For sheer energetic exuberance, vivid and colourful language not to mention satire with more than a hint of madness there is no one quite like Nikolai Gogol. This collection translated by Richard Pevear and Larissa Volokhonsky and published by Granta includes thirteen of his tales. The first part of the book deals with those that are set in the Ukraine and have strong elements of folk tales as well as the supernatural but written in Gogols unmistakable style. The best Ukrainian tales are those where the supernatural element is minimal or absent, in particular the beautiful "Old World Landowners" and "The Story of How Ivan Ivanovich Quarreled with Ivan Nikiforovich".

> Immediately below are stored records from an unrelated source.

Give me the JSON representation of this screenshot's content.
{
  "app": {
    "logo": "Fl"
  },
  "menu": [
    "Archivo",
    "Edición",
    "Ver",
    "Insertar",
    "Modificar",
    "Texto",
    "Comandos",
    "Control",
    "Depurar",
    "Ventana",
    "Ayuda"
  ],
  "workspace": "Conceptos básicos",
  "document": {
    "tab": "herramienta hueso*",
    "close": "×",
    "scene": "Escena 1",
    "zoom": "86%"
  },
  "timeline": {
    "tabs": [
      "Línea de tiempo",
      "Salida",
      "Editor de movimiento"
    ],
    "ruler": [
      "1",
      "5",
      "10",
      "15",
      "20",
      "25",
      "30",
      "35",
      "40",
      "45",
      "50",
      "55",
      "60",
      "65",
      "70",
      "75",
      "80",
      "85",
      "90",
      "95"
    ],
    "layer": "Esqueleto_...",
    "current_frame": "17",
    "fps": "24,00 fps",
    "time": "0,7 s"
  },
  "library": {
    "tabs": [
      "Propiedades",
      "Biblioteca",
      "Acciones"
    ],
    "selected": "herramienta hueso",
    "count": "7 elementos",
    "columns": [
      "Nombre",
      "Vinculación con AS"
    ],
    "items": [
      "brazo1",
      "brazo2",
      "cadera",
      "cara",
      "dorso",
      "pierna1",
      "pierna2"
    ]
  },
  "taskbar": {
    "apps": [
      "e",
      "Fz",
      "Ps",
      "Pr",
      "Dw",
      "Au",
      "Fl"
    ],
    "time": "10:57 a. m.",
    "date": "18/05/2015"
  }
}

In the second section the tales are situated in St Petersburg. With the exception of the rather whimsical and slightly flat "The Diary of a Madman" the quality of those stories are fantastic. My particular favourite is "The Nose" in which the unfortunate collegiate assessor Kovalev wakes up one morning absent his nose, which is apparently on the loose in St Petersburg in the guise of a Privy Councilor. Sounds ridiculous, but part of the fun in Gogol is in the matter of fact way the narrative runs. On the surface he takes these surreal facts at face value while having tremendous fun with the twists and turns in the telling. It has me chuckling away to myself at any rate. There are darker more uncomfortable stories in particular "The Portrait" which is a singular and sinister story of the artist squandering his talents for worldly fame. "The Overcoat" falls in part between the two, being dark as well as amusing.
Gogol is always a joy to read, and this is as comprehensive collection of his shorter works as I've seen. If you've got thus far without reading him then perhaps the Dover Classics edition of The Overcoat
(it includes "The Nose") is the best place to start.